Today, the big story in Egypt is about clashes between pro-Mubarak supporters and the protesters that have been in place since the start of the Egyptian rioting. It’s a face off between the status quo, and the coalition of groups, religious and otherwise.The Mubarak supporters have been quiet up until now, but are suddenly worried after the president said he would not run for reelection in a speech last night.
Why are they worried? Many of them may be employed by the regime that’s on its way out.

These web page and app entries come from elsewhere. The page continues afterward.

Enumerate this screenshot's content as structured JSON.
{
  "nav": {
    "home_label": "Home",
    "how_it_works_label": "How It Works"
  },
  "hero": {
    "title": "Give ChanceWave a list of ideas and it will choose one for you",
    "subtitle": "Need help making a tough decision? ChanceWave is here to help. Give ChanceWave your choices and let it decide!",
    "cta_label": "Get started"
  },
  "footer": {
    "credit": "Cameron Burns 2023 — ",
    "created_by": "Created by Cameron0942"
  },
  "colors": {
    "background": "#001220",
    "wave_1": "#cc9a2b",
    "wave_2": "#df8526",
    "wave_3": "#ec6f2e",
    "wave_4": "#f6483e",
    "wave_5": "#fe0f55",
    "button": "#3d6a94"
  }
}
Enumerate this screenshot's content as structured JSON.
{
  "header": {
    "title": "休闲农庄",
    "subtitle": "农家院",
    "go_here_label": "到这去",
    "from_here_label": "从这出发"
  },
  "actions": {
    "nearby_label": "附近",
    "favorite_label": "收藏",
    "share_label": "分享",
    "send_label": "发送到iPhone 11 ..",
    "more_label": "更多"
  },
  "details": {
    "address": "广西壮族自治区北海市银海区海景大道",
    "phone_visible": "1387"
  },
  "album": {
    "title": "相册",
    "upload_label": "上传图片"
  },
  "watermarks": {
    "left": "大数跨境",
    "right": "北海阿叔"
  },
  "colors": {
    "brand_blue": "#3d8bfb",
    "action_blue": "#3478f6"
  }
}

The Public-Government sector is Egypt is massive. As of 1998, it employed nearly 30% of the population, according to the Egyptian centre for Economic Studies. It’s uncertain what the status is today, but it’s likely to be similar, as there haven’t been dramatic reforms.
While that may not seem like a dominant force, it likely is in Cairo. It’s the capital of Egypt, and many of the country’s state agencies are located there.
With a corrupt government like Mubarak’s, it is likely individuals have spent a great deal of time currying favour with the current regime. While they might accept that President Mubarak is going, they’re unlikely to be happy about a total regime overall that would bring in a new ruling elite.
NOW WATCH: Briefing videos
Business Insider Emails & Alerts
Site highlights each day to your inbox.